Anoplonyx

Taxonomy

Family: Tenthredinidae
Family common name: common sawflies
Subfamily: Nematinae
Tribe: Nematini
Genus: Anoplonyx Marlatt, 1896
Subgenera: none

Background

The Tenthredinidae are the most species-rich family and are found throughout the world, in all continents but Antarctica. They are known as the “common sawflies.” They can generally be recognized by a cylindrical body and long, segmented antennae. Otherwise, they come in a variety of colors, sizes, and forms (Goulet 1992).

Nematinae is the second-largest subfamily of Tenthredinidae, with over 1,250 species (Prous et al. 2014). They are most diverse in northern Eurasia and North America; only a few species occur in the Southern Hemisphere. Nematinae sawflies have a variety of feeding habits including external leaf feeding, leaf mining, and gall forming, and feed on a variety of hosts (Smith 2003b).

The Nematinae have been subject to numerous revisions in recent years. As of 2021, there are no comprehensive keys to many of the North American species of Nematinae (Prous et al. 2014). Because of changing taxonomy and extreme variability in morphology, identifying genera and species in the Nematinae may be more challenging than in other subfamilies of Tenthredindae. For this reason, knowing the host or behaviors of a specimen can be extremely helpful for identification within this subfamily.

Anoplonyx are about 5 mm in length and mostly black in color, with variable pale markings and clear wings (Bracken 1961).

Diversity

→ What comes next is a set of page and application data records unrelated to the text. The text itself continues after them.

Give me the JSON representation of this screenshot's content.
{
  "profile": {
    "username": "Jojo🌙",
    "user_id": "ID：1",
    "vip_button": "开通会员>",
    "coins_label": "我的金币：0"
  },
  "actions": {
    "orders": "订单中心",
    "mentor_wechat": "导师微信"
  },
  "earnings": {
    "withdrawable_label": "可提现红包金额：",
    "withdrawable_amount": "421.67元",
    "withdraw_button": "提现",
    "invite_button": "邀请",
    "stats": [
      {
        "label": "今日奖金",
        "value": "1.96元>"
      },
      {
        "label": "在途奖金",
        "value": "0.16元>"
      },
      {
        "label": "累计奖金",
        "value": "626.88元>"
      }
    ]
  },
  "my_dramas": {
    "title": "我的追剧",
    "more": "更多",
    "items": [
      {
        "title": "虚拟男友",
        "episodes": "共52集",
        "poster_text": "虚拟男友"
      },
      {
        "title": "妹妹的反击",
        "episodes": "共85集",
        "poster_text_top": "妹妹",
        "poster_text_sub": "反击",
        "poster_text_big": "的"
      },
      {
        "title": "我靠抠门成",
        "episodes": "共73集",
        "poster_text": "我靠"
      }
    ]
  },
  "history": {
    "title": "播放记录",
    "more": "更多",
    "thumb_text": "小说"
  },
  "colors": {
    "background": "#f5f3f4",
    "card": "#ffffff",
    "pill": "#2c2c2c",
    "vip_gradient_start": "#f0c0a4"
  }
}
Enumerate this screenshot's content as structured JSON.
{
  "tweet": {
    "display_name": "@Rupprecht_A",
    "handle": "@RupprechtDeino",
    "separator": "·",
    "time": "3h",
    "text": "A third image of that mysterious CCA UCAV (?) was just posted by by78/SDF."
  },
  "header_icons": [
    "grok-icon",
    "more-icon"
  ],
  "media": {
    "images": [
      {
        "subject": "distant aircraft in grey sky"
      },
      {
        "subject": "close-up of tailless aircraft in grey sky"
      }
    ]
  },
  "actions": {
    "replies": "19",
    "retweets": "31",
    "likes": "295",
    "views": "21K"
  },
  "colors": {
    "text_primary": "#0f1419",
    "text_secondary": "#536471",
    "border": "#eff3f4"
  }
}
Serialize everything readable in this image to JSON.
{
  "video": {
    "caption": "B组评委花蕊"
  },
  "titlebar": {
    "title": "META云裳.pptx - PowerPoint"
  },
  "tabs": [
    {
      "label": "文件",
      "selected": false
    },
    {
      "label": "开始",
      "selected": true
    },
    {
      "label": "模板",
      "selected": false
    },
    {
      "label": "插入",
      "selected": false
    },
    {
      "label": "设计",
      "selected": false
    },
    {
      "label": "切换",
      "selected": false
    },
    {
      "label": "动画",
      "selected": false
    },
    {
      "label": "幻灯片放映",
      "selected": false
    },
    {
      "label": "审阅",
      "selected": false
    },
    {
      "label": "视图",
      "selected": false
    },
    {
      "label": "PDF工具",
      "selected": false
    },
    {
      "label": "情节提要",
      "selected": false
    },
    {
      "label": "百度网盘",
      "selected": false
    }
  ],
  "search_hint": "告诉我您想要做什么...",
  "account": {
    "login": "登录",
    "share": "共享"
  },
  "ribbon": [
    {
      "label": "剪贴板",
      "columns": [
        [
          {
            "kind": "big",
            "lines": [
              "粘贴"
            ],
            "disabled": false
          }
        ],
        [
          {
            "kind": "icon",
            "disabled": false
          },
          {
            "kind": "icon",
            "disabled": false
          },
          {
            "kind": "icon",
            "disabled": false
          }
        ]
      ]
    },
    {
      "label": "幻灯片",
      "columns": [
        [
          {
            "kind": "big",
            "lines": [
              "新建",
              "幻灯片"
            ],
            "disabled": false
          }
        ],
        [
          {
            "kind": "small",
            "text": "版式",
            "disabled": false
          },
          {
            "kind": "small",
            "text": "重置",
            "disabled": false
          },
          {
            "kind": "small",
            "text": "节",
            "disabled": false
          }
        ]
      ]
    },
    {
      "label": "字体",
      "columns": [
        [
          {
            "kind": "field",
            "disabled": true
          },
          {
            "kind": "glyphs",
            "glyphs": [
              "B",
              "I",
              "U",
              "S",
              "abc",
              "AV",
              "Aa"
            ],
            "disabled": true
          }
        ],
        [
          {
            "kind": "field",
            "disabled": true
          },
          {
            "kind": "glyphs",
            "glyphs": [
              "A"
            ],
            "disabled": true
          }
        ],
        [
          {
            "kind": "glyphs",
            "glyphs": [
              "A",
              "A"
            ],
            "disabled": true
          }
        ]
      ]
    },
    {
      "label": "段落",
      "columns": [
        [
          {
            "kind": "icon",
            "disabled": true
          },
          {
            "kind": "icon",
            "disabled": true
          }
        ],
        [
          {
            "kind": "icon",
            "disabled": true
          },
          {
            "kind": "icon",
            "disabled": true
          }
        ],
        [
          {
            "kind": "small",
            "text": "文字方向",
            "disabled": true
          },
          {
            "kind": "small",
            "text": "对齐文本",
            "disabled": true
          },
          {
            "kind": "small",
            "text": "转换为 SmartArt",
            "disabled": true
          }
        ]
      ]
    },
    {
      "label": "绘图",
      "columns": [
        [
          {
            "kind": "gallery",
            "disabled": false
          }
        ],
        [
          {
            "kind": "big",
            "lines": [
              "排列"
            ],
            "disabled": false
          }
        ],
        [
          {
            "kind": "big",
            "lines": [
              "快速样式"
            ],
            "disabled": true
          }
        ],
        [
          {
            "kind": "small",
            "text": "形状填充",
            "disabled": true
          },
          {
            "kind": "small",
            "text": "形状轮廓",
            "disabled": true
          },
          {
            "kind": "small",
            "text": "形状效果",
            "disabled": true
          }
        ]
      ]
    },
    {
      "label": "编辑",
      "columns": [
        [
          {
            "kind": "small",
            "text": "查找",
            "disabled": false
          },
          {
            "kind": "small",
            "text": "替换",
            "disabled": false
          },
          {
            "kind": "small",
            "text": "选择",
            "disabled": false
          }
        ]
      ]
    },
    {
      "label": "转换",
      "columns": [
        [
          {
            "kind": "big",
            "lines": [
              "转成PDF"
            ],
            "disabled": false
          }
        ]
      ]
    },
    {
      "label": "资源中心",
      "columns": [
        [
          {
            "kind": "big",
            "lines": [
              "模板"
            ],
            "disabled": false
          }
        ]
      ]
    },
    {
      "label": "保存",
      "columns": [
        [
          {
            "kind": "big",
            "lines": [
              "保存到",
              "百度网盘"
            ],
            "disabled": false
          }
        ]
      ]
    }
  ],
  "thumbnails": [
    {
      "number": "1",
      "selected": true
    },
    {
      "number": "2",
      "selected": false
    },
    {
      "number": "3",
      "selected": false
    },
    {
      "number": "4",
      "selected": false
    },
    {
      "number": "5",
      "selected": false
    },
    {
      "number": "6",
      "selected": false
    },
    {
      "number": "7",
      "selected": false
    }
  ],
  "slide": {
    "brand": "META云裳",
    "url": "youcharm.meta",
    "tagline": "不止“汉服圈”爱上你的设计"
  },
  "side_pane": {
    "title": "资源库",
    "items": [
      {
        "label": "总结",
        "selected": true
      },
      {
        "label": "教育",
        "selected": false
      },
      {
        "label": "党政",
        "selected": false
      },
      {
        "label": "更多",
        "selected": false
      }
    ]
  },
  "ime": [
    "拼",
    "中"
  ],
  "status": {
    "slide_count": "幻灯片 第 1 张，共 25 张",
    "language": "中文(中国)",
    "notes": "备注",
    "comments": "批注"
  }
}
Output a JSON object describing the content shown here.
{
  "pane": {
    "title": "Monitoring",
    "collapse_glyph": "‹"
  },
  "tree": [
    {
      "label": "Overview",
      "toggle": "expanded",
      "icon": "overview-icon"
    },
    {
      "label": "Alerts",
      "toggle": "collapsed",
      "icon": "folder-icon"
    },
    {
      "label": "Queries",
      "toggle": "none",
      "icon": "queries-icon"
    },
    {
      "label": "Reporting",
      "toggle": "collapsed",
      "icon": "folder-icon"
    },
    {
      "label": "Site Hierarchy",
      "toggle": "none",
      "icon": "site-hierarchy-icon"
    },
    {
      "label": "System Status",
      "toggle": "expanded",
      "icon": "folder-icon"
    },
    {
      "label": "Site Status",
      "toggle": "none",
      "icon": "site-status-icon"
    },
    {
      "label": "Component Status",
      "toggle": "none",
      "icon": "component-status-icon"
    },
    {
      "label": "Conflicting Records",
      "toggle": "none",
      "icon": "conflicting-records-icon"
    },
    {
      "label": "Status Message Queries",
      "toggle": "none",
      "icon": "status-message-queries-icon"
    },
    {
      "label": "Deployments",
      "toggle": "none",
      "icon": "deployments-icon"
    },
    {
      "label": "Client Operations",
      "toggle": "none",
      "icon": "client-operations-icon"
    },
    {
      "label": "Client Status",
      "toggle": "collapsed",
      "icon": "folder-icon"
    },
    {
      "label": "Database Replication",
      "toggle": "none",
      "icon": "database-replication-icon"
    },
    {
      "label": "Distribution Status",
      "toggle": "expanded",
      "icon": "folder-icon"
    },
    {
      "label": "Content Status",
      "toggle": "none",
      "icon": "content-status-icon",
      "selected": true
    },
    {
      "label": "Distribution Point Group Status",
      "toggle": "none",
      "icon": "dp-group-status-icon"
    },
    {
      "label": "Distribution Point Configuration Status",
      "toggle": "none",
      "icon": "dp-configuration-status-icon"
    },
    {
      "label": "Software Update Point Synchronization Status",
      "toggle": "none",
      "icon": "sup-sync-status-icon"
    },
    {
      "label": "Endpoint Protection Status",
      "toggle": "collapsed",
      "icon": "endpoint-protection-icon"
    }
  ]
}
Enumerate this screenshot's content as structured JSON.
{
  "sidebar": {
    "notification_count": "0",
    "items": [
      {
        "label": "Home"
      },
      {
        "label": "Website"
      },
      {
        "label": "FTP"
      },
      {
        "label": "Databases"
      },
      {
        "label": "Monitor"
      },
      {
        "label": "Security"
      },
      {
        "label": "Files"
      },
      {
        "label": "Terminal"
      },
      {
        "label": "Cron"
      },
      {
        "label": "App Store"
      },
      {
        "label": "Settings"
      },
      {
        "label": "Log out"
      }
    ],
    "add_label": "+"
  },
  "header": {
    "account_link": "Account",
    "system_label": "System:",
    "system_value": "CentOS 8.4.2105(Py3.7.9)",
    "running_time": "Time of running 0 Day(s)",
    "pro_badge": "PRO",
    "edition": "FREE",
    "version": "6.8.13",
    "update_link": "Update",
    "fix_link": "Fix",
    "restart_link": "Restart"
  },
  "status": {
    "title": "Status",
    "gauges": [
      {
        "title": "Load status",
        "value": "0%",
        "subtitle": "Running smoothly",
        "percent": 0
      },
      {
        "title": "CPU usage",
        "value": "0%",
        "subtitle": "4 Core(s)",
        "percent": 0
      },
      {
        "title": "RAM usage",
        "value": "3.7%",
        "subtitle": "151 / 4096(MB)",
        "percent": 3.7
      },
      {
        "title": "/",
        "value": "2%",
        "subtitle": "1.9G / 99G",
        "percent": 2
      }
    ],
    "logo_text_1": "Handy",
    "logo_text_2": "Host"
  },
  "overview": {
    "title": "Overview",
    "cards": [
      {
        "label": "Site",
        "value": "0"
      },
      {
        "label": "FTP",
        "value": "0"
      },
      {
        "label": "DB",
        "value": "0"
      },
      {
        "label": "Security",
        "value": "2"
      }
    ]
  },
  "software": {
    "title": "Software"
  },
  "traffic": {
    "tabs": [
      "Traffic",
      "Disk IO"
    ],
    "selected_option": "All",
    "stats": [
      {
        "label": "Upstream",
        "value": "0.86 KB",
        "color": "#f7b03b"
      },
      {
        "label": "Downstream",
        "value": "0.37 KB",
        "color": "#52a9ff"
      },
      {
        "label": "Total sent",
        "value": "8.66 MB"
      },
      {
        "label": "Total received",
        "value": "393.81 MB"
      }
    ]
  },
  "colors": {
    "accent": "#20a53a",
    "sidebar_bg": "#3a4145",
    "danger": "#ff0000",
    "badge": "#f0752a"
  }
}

There are 12 described species worldwide. Four species occur in North America (Taeger et al. 2018).

Diagnostic characteristics

Subfamily characters​

Genus characters​

May be confused with

Anoplonyx can be distinguished from other genera of Nematinae that have fore wing vein 2A+3A curved upwards by the symmetrical outer surfaces of the mandibles, the connection of vein 2m-cu to cell 1Rs, and the tarsal claw without an inner tooth (Goulet 1992).

Exotic pest species of concern

Anoplonyx destructor is known to be a pest in the United Kingdom on Larix decidua (European larch), Larix kaempferi (Japanese larch), and hybrids. Though infestations occur, damage is rarely severe (Crooke 1953).

Host associations

Anoplonyx feeds on species of Larix (larch), including Larix occidentalis (western larch) and Larix laricina (tamarack) (Goulet 1992).

Life history

Females oviposit into small slits cut into the needles of the host, usually one egg per needle. Larvae are green with dark stripes (Bracken 1961). At maturity, larvae fall to the ground and spin cocoons in the leaf litter, where they overwinter and subsequently pupate in the spring (Crooke 1953).

Distribution

World: The genus is known from North America, central, northern, and eastern Europe, through Russia, Mongolia, China, and Japan (Taeger et al. 2018).

North America: Anoplonyx occurs throughout Canada, as far north as Yukon (Woods 1962), and throughout the northern United States, with a southern extension into Mississippi (GBIF).

Map data from: GBIF.org (29 October 2019) GBIF Occurrence Download Anoplonyx

Details about data used for maps can be found here.

Anoplonyx occidens female lateral habitus; photo by J. Orr, WSDA

Anoplonyx occidens female lateral habitus; photo by J. Orr, WSDA

Anoplonyx occidens female face; photo by Q. Baine, WSDA

Anoplonyx occidens female face; photo by Q. Baine, WSDA

Anoplonyx occidens male lateral habitus; photo by J. Orr, WSDA

Anoplonyx occidens male lateral habitus; photo by J. Orr, WSDA

Anoplonyx occidens male dorsal habitus; photo by J. Orr, WSDA

Anoplonyx occidens male dorsal habitus; photo by J. Orr, WSDA

Anoplonyx occidens male face; photo by Q. Baine, WSDA

Anoplonyx occidens male face; photo by Q. Baine, WSDA

Anoplonyx sp. fore wing; photo by P. Jones, WSDA

Anoplonyx sp. fore wing; photo by P. Jones, WSDA